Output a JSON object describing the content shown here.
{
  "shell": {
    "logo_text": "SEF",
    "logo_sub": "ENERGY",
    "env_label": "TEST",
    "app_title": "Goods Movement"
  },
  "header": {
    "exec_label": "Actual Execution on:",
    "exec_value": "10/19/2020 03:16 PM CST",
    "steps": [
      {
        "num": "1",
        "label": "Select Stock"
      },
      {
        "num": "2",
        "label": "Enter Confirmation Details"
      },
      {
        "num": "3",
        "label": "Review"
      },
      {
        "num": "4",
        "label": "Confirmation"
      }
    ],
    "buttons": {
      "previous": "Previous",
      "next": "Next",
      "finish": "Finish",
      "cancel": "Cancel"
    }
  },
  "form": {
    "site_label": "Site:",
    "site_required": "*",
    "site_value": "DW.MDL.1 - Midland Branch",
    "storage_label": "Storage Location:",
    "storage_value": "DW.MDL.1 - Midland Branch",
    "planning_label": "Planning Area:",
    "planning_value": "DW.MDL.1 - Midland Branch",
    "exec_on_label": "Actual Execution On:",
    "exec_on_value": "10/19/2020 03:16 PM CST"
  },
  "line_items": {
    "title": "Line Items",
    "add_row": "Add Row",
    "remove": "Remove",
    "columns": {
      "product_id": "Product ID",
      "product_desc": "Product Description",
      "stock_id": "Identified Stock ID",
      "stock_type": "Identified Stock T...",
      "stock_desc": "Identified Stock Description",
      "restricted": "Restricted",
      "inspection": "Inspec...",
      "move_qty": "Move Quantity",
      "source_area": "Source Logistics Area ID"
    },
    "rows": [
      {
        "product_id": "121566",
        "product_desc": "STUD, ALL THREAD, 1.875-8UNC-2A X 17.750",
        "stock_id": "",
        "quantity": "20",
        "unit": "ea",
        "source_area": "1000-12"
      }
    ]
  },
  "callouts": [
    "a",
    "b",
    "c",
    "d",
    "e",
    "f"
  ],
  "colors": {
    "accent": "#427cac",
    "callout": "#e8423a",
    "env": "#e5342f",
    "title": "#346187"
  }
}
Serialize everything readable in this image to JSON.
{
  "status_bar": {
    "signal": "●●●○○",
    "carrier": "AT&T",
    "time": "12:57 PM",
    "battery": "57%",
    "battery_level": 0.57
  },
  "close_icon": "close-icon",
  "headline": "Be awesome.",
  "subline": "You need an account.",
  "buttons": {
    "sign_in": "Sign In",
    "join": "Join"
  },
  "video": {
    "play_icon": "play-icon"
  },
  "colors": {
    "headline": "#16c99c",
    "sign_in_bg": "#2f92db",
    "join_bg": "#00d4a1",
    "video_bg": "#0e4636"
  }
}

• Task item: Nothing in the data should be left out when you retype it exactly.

• Solution to the problem:
Output a JSON object describing the content shown here.
{
  "shell": {
    "logo_text": "SEF",
    "logo_sub": "ENERGY",
    "env_label": "TEST",
    "app_title": "Goods Movement"
  },
  "header": {
    "exec_label": "Actual Execution on:",
    "exec_value": "10/19/2020 03:16 PM CST",
    "steps": [
      {
        "num": "1",
        "label": "Select Stock"
      },
      {
        "num": "2",
        "label": "Enter Confirmation Details"
      },
      {
        "num": "3",
        "label": "Review"
      },
      {
        "num": "4",
        "label": "Confirmation"
      }
    ],
    "buttons": {
      "previous": "Previous",
      "next": "Next",
      "finish": "Finish",
      "cancel": "Cancel"
    }
  },
  "form": {
    "site_label": "Site:",
    "site_required": "*",
    "site_value": "DW.MDL.1 - Midland Branch",
    "storage_label": "Storage Location:",
    "storage_value": "DW.MDL.1 - Midland Branch",
    "planning_label": "Planning Area:",
    "planning_value": "DW.MDL.1 - Midland Branch",
    "exec_on_label": "Actual Execution On:",
    "exec_on_value": "10/19/2020 03:16 PM CST"
  },
  "line_items": {
    "title": "Line Items",
    "add_row": "Add Row",
    "remove": "Remove",
    "columns": {
      "product_id": "Product ID",
      "product_desc": "Product Description",
      "stock_id": "Identified Stock ID",
      "stock_type": "Identified Stock T...",
      "stock_desc": "Identified Stock Description",
      "restricted": "Restricted",
      "inspection": "Inspec...",
      "move_qty": "Move Quantity",
      "source_area": "Source Logistics Area ID"
    },
    "rows": [
      {
        "product_id": "121566",
        "product_desc": "STUD, ALL THREAD, 1.875-8UNC-2A X 17.750",
        "stock_id": "",
        "quantity": "20",
        "unit": "ea",
        "source_area": "1000-12"
      }
    ]
  },
  "callouts": [
    "a",
    "b",
    "c",
    "d",
    "e",
    "f"
  ],
  "colors": {
    "accent": "#427cac",
    "callout": "#e8423a",
    "env": "#e5342f",
    "title": "#346187"
  }
}
Serialize everything readable in this image to JSON.
{
  "status_bar": {
    "signal": "●●●○○",
    "carrier": "AT&T",
    "time": "12:57 PM",
    "battery": "57%",
    "battery_level": 0.57
  },
  "close_icon": "close-icon",
  "headline": "Be awesome.",
  "subline": "You need an account.",
  "buttons": {
    "sign_in": "Sign In",
    "join": "Join"
  },
  "video": {
    "play_icon": "play-icon"
  },
  "colors": {
    "headline": "#16c99c",
    "sign_in_bg": "#2f92db",
    "join_bg": "#00d4a1",
    "video_bg": "#0e4636"
  }
}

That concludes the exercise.